Ingatestone is in the hundred of Chelmsford, and on the road from London to Chelmsford, 23 miles from London. It is supposed to have derived its name from a Roman milliary stone, and from the Saxon word Ing, a meadow ; thus, Ing-atte-stone. The village, which extends into the adjoining parish of Fryerning, consists of a long street along the high road, and a smaller street running out of this to the south-east. From its situation on so great a thoroughfare it abounds with inns. It had formerly a large cattle market, but this is now discontinued : there is a large cattle fair. The church is in the middle of the town, and contains several monuments of the Petre family.

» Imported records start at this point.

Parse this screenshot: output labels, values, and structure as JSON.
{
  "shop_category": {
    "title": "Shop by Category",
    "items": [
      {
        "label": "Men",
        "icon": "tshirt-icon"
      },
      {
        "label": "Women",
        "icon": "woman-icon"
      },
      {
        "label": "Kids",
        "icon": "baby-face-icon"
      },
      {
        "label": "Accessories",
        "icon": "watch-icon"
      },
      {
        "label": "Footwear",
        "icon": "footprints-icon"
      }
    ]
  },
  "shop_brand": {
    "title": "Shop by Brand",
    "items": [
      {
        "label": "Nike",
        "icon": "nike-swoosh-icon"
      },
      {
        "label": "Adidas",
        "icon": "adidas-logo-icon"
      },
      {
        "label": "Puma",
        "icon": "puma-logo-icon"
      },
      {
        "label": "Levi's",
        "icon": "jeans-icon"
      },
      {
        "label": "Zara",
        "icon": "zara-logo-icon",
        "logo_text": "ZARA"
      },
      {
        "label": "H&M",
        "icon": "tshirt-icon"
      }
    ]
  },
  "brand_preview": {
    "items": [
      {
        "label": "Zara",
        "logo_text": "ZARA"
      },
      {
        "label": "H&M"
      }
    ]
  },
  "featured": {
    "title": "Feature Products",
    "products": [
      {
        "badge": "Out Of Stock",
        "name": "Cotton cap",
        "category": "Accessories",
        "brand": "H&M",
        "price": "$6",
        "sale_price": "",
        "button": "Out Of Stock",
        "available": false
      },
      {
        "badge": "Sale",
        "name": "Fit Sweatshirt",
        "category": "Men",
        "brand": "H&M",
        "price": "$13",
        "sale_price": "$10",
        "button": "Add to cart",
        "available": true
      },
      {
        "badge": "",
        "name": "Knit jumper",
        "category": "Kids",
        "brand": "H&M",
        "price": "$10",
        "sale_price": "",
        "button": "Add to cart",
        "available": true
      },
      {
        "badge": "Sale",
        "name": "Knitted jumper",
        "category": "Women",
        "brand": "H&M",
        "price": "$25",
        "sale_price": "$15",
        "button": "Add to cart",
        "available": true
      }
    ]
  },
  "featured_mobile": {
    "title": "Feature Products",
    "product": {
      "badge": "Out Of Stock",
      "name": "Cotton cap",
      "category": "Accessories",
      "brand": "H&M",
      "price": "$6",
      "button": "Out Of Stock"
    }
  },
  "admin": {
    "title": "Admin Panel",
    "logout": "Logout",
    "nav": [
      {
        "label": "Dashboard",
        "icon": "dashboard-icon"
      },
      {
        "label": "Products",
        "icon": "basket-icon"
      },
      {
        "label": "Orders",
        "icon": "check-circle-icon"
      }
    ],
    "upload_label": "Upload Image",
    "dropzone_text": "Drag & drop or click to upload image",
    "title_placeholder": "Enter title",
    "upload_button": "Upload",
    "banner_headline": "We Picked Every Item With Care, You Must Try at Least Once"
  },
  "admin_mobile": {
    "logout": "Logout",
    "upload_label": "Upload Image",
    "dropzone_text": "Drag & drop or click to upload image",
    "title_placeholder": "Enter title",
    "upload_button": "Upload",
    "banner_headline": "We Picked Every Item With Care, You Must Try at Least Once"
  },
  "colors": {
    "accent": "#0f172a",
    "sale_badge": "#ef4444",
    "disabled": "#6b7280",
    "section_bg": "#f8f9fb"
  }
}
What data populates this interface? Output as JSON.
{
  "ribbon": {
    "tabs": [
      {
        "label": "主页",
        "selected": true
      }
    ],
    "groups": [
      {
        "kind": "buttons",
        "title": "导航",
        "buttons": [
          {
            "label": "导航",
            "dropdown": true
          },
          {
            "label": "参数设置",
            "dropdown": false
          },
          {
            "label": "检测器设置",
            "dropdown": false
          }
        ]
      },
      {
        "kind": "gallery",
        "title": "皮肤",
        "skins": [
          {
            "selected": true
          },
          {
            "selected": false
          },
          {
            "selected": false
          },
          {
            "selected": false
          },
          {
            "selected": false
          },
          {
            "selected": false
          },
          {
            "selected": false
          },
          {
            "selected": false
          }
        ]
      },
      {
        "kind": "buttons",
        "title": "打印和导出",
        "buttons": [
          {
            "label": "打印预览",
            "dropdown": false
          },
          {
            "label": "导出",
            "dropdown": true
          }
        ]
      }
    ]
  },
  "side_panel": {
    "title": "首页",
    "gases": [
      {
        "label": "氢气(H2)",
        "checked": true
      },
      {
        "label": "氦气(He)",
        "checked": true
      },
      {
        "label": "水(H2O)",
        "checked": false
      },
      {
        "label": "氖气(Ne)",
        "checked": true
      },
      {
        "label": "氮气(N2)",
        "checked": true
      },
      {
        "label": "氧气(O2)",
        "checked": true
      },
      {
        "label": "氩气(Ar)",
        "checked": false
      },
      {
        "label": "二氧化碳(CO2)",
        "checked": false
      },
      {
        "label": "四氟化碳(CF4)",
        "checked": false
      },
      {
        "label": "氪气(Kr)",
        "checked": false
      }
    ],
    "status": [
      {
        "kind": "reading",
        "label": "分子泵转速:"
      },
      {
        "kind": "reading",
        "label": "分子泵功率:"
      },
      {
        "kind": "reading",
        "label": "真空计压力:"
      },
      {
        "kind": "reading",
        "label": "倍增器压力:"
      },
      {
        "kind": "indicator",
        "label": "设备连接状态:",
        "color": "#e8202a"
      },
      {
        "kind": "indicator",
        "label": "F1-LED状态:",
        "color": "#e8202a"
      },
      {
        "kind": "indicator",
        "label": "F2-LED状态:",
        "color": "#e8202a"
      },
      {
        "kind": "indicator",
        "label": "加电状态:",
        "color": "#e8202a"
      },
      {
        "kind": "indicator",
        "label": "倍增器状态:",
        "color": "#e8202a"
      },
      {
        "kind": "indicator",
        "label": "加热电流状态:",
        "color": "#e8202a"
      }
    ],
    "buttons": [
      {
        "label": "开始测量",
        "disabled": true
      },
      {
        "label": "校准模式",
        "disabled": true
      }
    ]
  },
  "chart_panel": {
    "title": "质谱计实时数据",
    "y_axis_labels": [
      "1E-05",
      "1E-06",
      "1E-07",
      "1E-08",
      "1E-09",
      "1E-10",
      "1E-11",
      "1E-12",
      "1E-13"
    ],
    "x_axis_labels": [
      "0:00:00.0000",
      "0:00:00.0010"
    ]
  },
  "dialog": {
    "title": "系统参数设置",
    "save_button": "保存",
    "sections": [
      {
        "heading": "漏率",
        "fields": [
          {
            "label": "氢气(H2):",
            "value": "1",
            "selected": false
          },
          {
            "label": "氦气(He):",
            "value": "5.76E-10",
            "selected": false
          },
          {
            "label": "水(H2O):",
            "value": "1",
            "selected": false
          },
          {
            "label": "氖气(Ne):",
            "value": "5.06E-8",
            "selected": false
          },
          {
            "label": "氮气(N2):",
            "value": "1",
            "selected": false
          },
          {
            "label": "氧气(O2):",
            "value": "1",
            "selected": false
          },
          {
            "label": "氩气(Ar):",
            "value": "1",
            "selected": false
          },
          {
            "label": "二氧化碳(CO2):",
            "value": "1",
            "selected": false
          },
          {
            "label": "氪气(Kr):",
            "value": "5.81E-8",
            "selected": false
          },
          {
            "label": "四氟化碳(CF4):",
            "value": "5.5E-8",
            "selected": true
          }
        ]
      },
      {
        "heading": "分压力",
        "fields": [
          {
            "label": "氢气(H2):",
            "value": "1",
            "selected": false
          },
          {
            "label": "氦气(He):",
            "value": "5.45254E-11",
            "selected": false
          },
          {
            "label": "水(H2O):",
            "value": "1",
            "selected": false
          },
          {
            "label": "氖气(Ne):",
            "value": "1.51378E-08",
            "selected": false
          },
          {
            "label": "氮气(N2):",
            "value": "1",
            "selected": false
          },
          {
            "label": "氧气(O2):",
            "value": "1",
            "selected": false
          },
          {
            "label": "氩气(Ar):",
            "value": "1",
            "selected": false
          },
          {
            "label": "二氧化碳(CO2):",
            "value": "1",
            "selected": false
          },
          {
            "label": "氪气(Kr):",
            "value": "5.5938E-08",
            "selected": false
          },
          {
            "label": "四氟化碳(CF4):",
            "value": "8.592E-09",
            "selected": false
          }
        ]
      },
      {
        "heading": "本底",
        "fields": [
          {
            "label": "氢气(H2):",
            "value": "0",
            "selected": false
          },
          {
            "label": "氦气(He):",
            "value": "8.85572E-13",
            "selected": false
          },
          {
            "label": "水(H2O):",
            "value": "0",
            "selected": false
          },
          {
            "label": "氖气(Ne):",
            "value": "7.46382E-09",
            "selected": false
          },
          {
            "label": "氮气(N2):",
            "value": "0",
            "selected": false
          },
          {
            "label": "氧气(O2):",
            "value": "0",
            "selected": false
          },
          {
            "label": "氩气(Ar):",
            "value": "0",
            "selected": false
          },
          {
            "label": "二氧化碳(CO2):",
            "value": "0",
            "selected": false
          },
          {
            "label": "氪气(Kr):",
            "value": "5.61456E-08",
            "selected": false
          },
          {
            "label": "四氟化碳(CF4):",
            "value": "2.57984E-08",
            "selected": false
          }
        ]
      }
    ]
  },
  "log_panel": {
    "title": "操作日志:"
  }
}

There is an almshouse and an Independent meeting-house. Ingatestone Hall, a little way south of the town, was once the seat of the Petre family : it is a very ancient and irregular pile. The grounds are well stored with fish-ponds, and the whole was formerly surrounded by a park. The population of the parish, which is small, was in 1831, 789, chiefly agricultural ; to these we may add perhaps 300 for that part of the village which is in Fryerning parish. It may be observed that the syllable Ing (or Ging, which appears to be a variety of it), which enters into the name Ingatestone, is found in the names of several other parishes or manors in this neighbourhood, as Fryern-ing, Margarett-ing, Mountneys-ing, Ginges-joiberd (commonly called Buttsbury), Ingrave or Ging-ralph, and Trestl-ing or Thrustl-ing ; to which we may add Bark-ing.